You can now hold a supernova cavity and the molecular clouds around it in your hands!
Using a 3D visualisation tool, researchers have demonstrated that the “Perseus-Taurus Supershell” was caused by a supernova 10 million years ago, and that this event precipitated star-formation in nearby molecular clouds.
Previous articles have highlighted the difficulties that researchers face in painting a clear picture of the process of star formation: from citizen science projects to the Starforge simulation, many resources are put into this quest. The new technology used to determine the origins of the Perseus-Taurus cavity in our galaxy is a revolutionary one that will even have applications in other fields too. In the past, 2D maps of the Milky Way’s stars have been made, but the 3D version clearly shows that there is a kind of bubble-shape void among these stars. Using a software named “Glue” with the most recent data released by the European Space Agency from their Gaia satellite, astronomers from the Institute for Theory and Computation at the Centre for Astrophysics got a result that’s not just a simulation, but a visualisation of what’s actually out there in the Milky Way.
What they discovered is that the Perseus and Taurus molecular clouds are in fact found along one single giant structure that formed due to a supernova explosion some 10 million years ago. Until now, it was impossible to determine whether the spherical void arose because of a single supernova event or a series thereof. This cavity, which as suggested above is located among the constellations of Perseus and Taurus, is a region of space that was “emptied” by the supernova’s shockwave, but what’s more this triggered a chain reaction as a consequence of which we find the two molecular clouds.
The way this links back to star formation is that such molecular clouds are the birthplaces of stars.
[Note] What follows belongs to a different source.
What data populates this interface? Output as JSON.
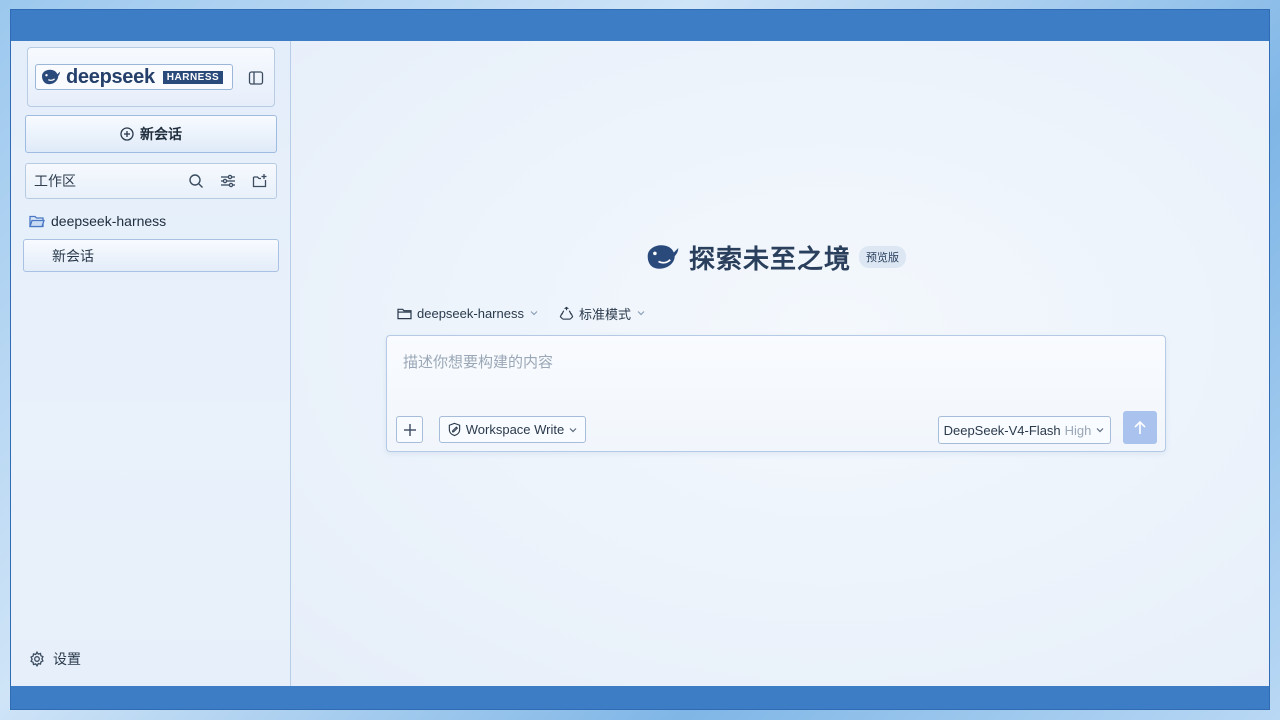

The Taurus one is of particular interest to astronomers as it’s located only 430 light-years away, which makes it one of the closest large star-forming regions – young stars which are just 1 or 2 million years old have been observed there, suggesting the aforementioned chain of events works quite rapidly (in astronomical terms). The Perseus cloud is on the other side of the cavity which places it some 1000 light-years away, but what also makes it harder to observe is the fact that as a giant molecular cloud containing 10 000 solar masses of gas and dust, the dust hides the proto-stars, which makes it almost invisible at … visible wavelengths, ironically. With the new visualisation though, astronomers are able to grasp how the star-forming regions themselves form out of the complex environment that is the interstellar medium.
This publication is even more significant due to the fact that all the data is available to the public, including a format that can be viewed in augmented reality using a “Merge Cube”. This $15 (£11) foam cube, used with an associated app or even Virtual Reality glasses, allows you to hold the Perseus-Taurus Supershell in your own hands and to look at it from every direction!
The authors of this study expect this type of research output with enhanced visuals and possibly even audio material to become increasingly common to help both scientists and the general public apprehend the Universe, a very exciting prospect for any space enthusiast.
Cover Image: Per-Tau cavity, A. Goodman/Center for Astrophysics | Harvard & Smithsonian
1 - Fig. 5 from "The Per-Tau Shell: A Giant Star-forming Spherical Shell Revealed by 3D Dust Observations", S. Baly et al., 2021
2 - Perseus, NASA/JPL-Caltech
3 - Taurus, ESA/Herschel/NASA/JPL-Caltech; acknowledgement: R. Hurt
4 - Taurus 3D Structure, Zucker et al., 2021
5 - Merge Cube (Youtube), A. Goodman/C. Zucker/Center for Astrophysics | Harvard & Smithsonian